By all accounts DIY retailer, Kingfisher (LON:KGF) has had a good pandemic. The full year results show that sales increased around 7% to £12.43 billion with profits before tax up 44% from £544 million last year to £786 million.
The UK – which has 1023 out of 1390 stores overall – accounted for 46% of total sales through Kingfisher’s B&Q, Screwfix and Tradepoint stores, and in France, Castorama and Brico Dépôt accounted for 35% of total sales. The firm also announced it is resuming dividend payments with a proposed total dividend per share of 8.25p.
Not surprisingly, the share price rose to 324 on the good news. But in truth the share price had been rising steadily since the beginning of March, from around 266 to 325 at time of writing.
It is not just a case of Kingfisher getting lucky on the back of a pandemic-fuelled DIY craze though. More likely, it is down to a new strategy implemented in June 2020 and still ongoing. Under the leadership of CEO Thierry Garnier who joined in September 2019, the firm is fixing issues from previous years and is transforming the way it does business.
Improving every aspect of the business
Garnier – a Carrefour veteran of 22 years, the last five of which he was in China as CEO of Carrefour Asia – and his team are essentially future-proofing Kingfisher, introducing a raft of new initiatives throughout their European stores. They have ramped up their e-commerce offering while still keeping stores central to the business.
Thanks to Covid-19 and the fact that they had to accelerate some of the programmes, e-commerce has been a major growth area for Kingfisher.
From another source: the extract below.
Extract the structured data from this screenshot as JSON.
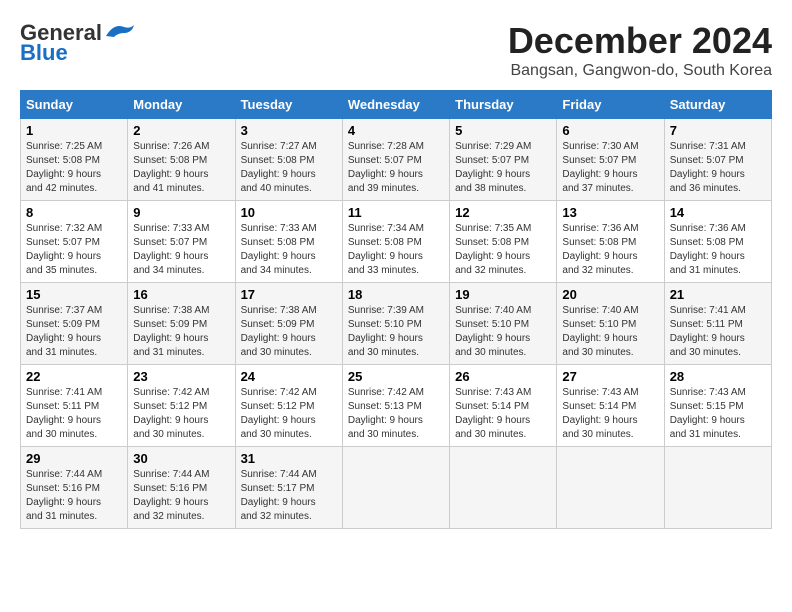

They have reported around 10 million new online customers – a recent Kingfisher survey found that during the Covid crisis, 18-34 year olds carried out more home improvement than any other age group. As a result, sales were up 158% last year, which means that they are now 18% of total group sales compared to 8% of total group sales in 2019. Of this, click & collect sales were up 226% and now account for 78% of group e-commerce sales.
Kingfisher is trialling more compact stores and in-store concessions – for example, two B&Q store-in-store concessions within ASDA supermarkets. They are pushing their own exclusive brands (OEBs) which now account for 44% of total sales and are creating a mobile-first experience (around 60% of e-commerce transactions were from mobiles). And at the same time, Kingfisher are turning around the fortunes of their French stores. Upgrading digital capabilities and allowing more local autonomy are just two of the ‘Fix France’ initiatives.
Alongside this, the group has revved up its services side, not just focusing on website and customer satisfaction but bringing back services such as kitchen installations in B&Q and a 3D tool for kitchen and bathroom design. It has also been trialling new tool and equipment hire outlets within TradePoint.
Kingfisher has potential in the long-term
So far this new financial year, Kingfisher have had a good start, with strong reported demand in the UK and France. Since 1 February to 18 March 2021, group like-for-like sales are up 24.2%. And with greater cost and inventory reduction, the company has a stronger balance sheet too. Net leverage is now at 0.9 times compared to 2.0 times in January 2020 and as of 18 March the firm had over £2.2 billion in total liquidity. Kingfisher now has much to play for, but with Europe still in the grip of Covid and an uncertain economic outlook, this one might be best for the long-term.